Tuesday, May 14, 2013

Voltmeter wiring error at the Museum of Science

UPDATE: Fixed!

This post isn't really about EE Prototyping, but it is about electrical engineering education, so I will post it here.  I spent Mother's Day at the Boston Museum of Science with my wife and kids. The kids had a blast, and we all had a great time, except for one thing...

In the "Discovery Center" there was a fun little electricity demo that let you construct simple parallel and series circuits with some magnetic, conducting building blocks.  There was a light bulb block, a buzzer block, and an LED block (that glowed green when the current flowed in one direction and glowed red when the current flow in the other).  Neat exhibit.  The power supply was mounted above the desk with the circuit blocks, and it let you choose to power your circuit with two, four, or six AA batteries.  A large knob in the center of the panel selected the power source, and two analog meters displayed the voltage and current.

Here's the setting for 3V output (2 AA cells):

Here's the setting for 6V output (4 AA cells):

Here's the setting for 9V output (6 AA cells):

See the problem? The voltmeter and the ammeter are both wired in series.  As connected, this circuit couldn't possibly work!  Here's a clearer schematic:

WRONG. The ammeter measures the current through the batteries, but the voltmeter must measure the voltage ACROSS them.  The voltmeter should be connected in parallel with the batteries, not in series. The panel should be wired like this schematic:

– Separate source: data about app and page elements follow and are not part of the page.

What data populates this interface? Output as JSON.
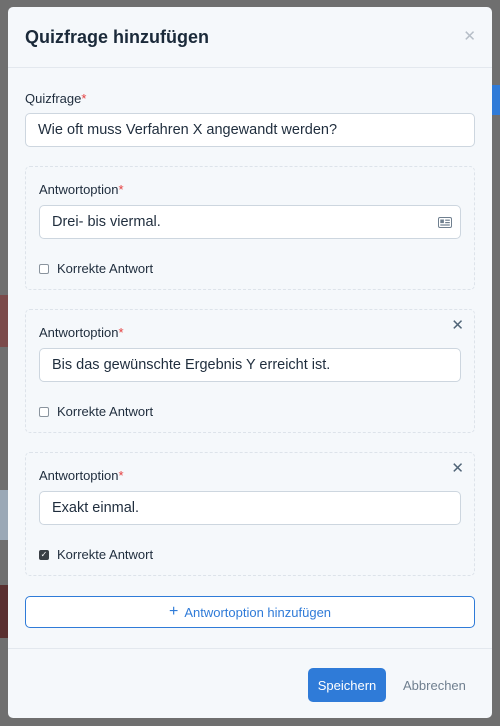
{
  "modal": {
    "title": "Quizfrage hinzufügen",
    "close_icon": "close-icon"
  },
  "question": {
    "label": "Quizfrage",
    "required_mark": "*",
    "value": "Wie oft muss Verfahren X angewandt werden?"
  },
  "answers": [
    {
      "label": "Antwortoption",
      "required_mark": "*",
      "value": "Drei- bis viermal.",
      "correct_label": "Korrekte Antwort",
      "correct": false,
      "removable": false,
      "input_icon": "id-card-icon"
    },
    {
      "label": "Antwortoption",
      "required_mark": "*",
      "value": "Bis das gewünschte Ergebnis Y erreicht ist.",
      "correct_label": "Korrekte Antwort",
      "correct": false,
      "removable": true
    },
    {
      "label": "Antwortoption",
      "required_mark": "*",
      "value": "Exakt einmal.",
      "correct_label": "Korrekte Antwort",
      "correct": true,
      "removable": true
    }
  ],
  "add_answer": {
    "icon": "plus-icon",
    "label": "Antwortoption hinzufügen"
  },
  "footer": {
    "save_label": "Speichern",
    "cancel_label": "Abbrechen"
  },
  "colors": {
    "accent": "#2f7bd8",
    "required": "#e53e3e",
    "modal_bg": "#f5f8fb"
  }
}
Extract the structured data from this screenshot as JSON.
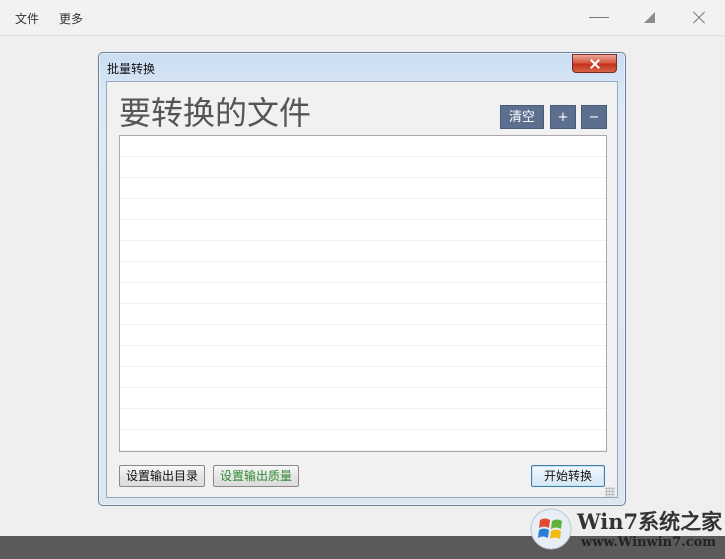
{
  "app": {
    "menu": [
      "文件",
      "更多"
    ]
  },
  "dialog": {
    "title": "批量转换",
    "heading": "要转换的文件",
    "buttons": {
      "clear": "清空",
      "add": "+",
      "remove": "−",
      "set_output_dir": "设置输出目录",
      "set_output_quality": "设置输出质量",
      "start": "开始转换"
    },
    "file_list": []
  },
  "watermark": {
    "brand": "Win7系统之家",
    "url": "www.Winwin7.com"
  },
  "colors": {
    "tool_button": "#5c6f8f",
    "quality_button_text": "#2f8a2f",
    "close_button": "#c2321a"
  }
}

Better yet, to emphasize that voltage is measured across the power source, and that current is measured through it, the panel should be redesigned to look like this schematic:

Of course, the orange wires in the display case are just representational, and the batteries shown aren't really connected to anything (there is a wall-powered power supply behind the panel), but this error in the connection of the voltmeter should be embarrassing.  This exhibit would be a good chance to discuss "across" variables and "though" variables to more advanced students, but the "artist" who designed the panel blew it.

So sad.

UPDATE: See the responses in the comments below.